[RECORDED DATA Boundary: Start]
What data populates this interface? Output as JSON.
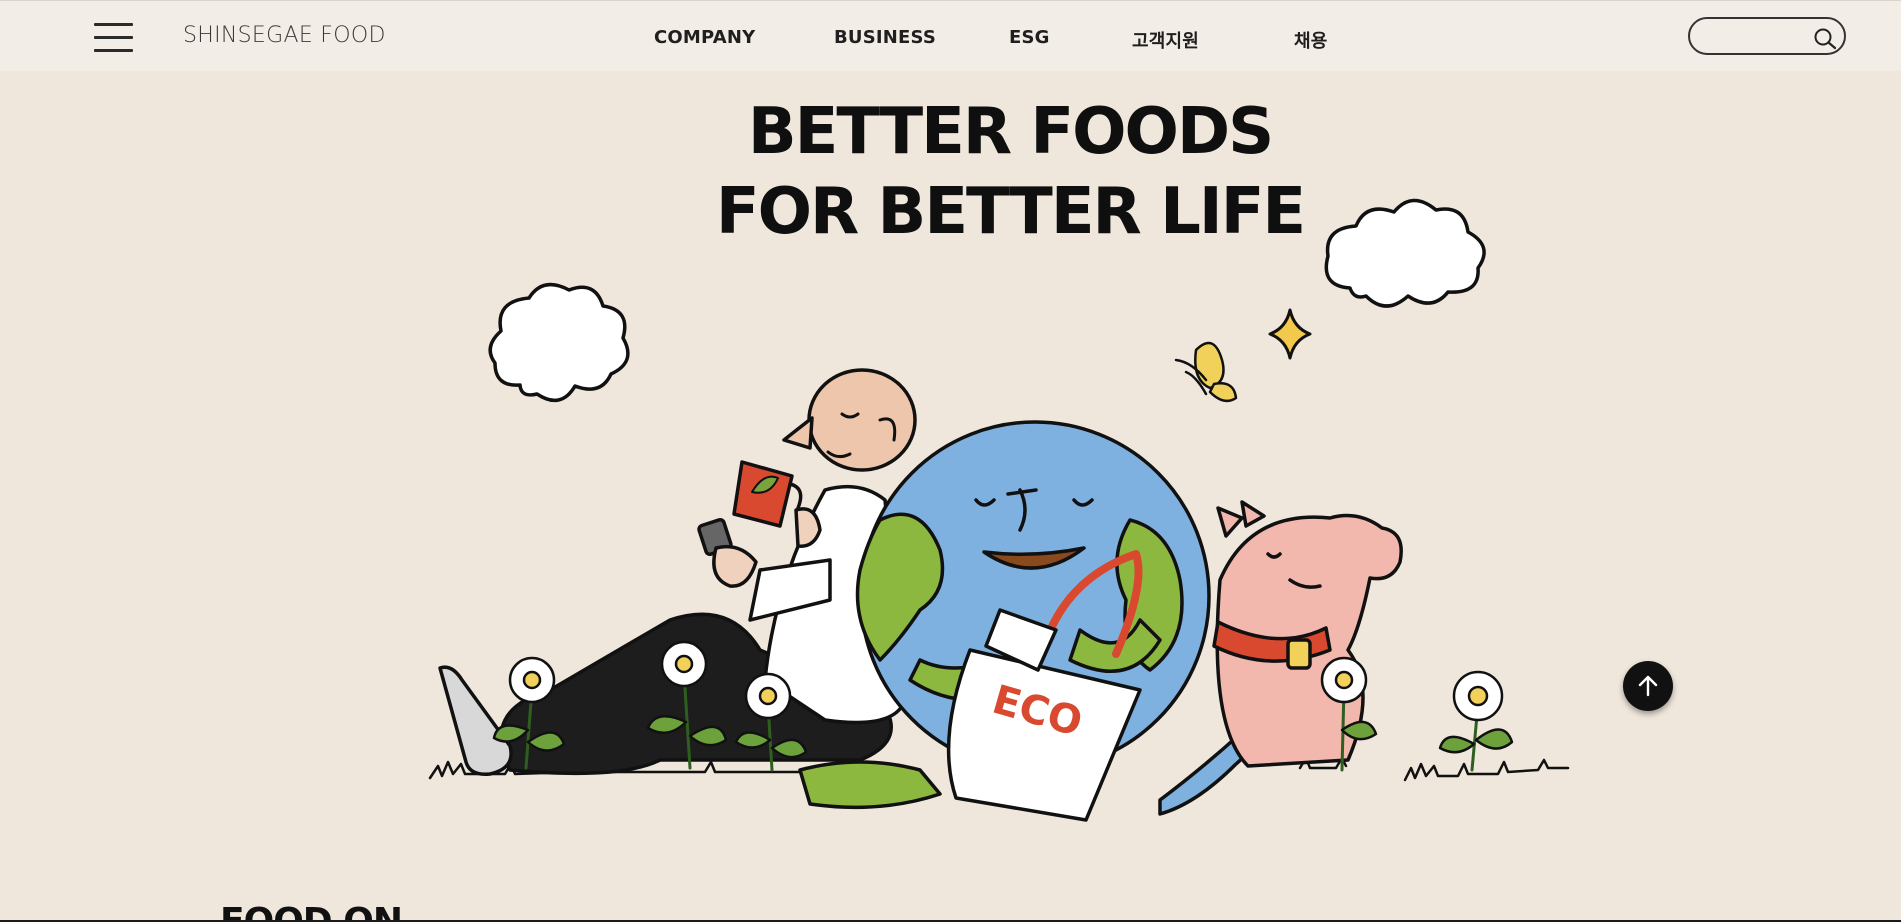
{
  "header": {
    "logo": "SHINSEGAE FOOD",
    "nav": [
      {
        "label": "COMPANY"
      },
      {
        "label": "BUSINESS"
      },
      {
        "label": "ESG"
      },
      {
        "label": "고객지원"
      },
      {
        "label": "채용"
      }
    ],
    "search": {
      "value": "",
      "placeholder": ""
    },
    "icons": {
      "menu": "hamburger-menu-icon",
      "search": "search-icon"
    }
  },
  "hero": {
    "title_line1": "BETTER FOODS",
    "title_line2": "FOR BETTER LIFE",
    "bag_text": "ECO"
  },
  "next_section": {
    "title": "FOOD ON"
  },
  "scroll_top": {
    "icon": "arrow-up-icon"
  },
  "colors": {
    "background": "#efe6dc",
    "header_bg": "#f3ede7",
    "earth_blue": "#7fb1e0",
    "earth_green": "#8db83f",
    "bag_red": "#d9492f",
    "pig_pink": "#f2b8ae",
    "butterfly_yellow": "#f2d15a"
  }
}
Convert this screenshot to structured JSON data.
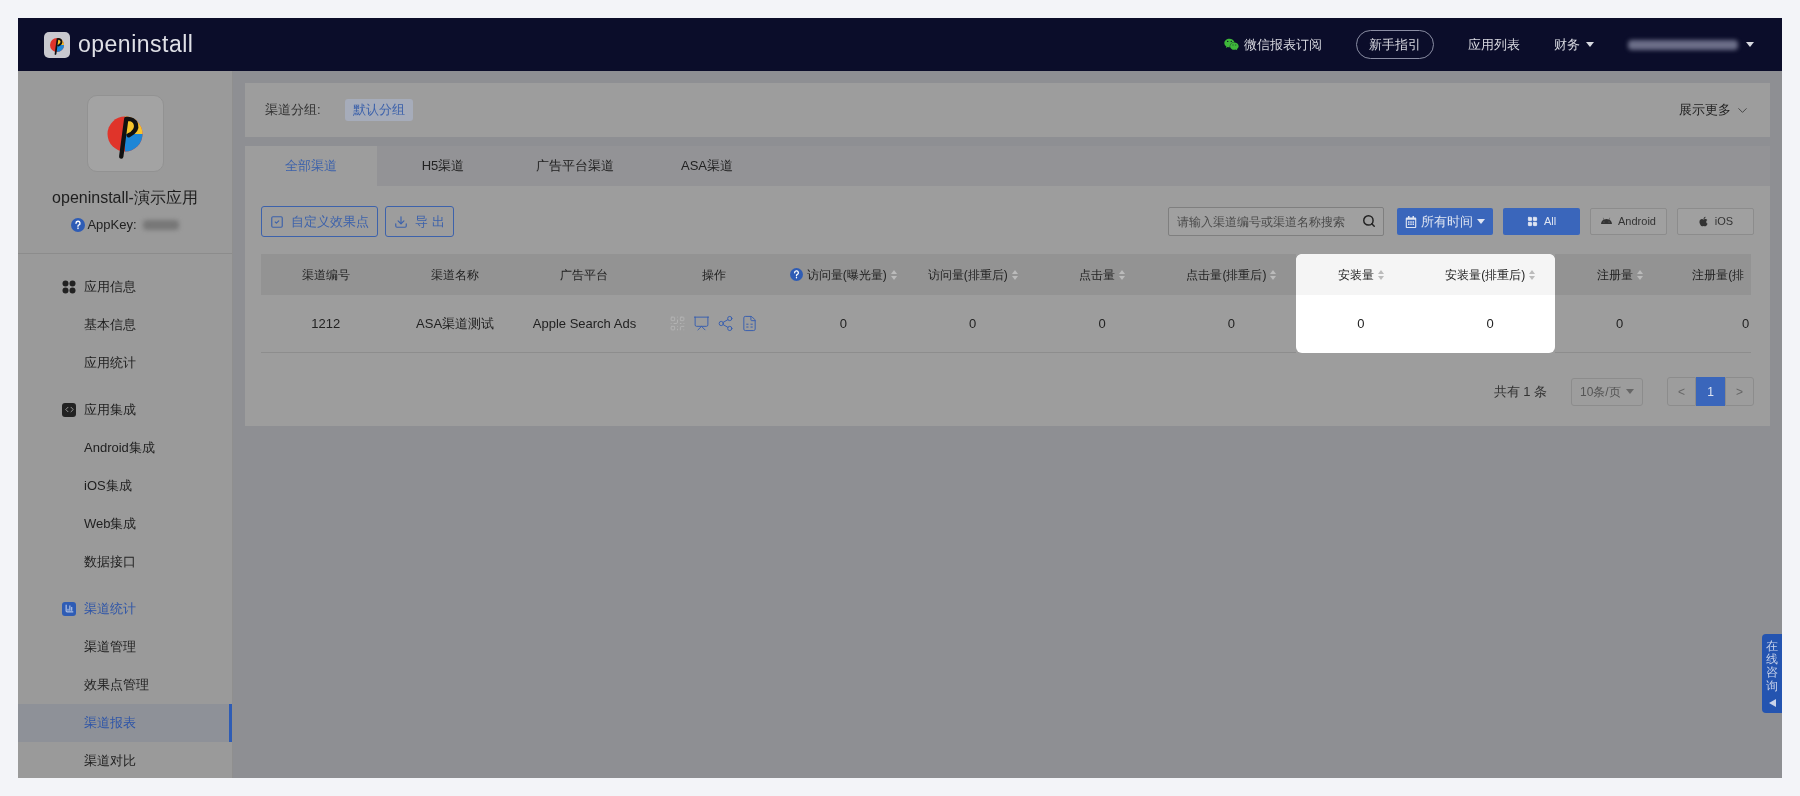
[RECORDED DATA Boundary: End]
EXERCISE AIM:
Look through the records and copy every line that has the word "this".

EXERCISE ANSWER:
What data populates this interface? Output as JSON.
Convert this screenshot to structured JSON data.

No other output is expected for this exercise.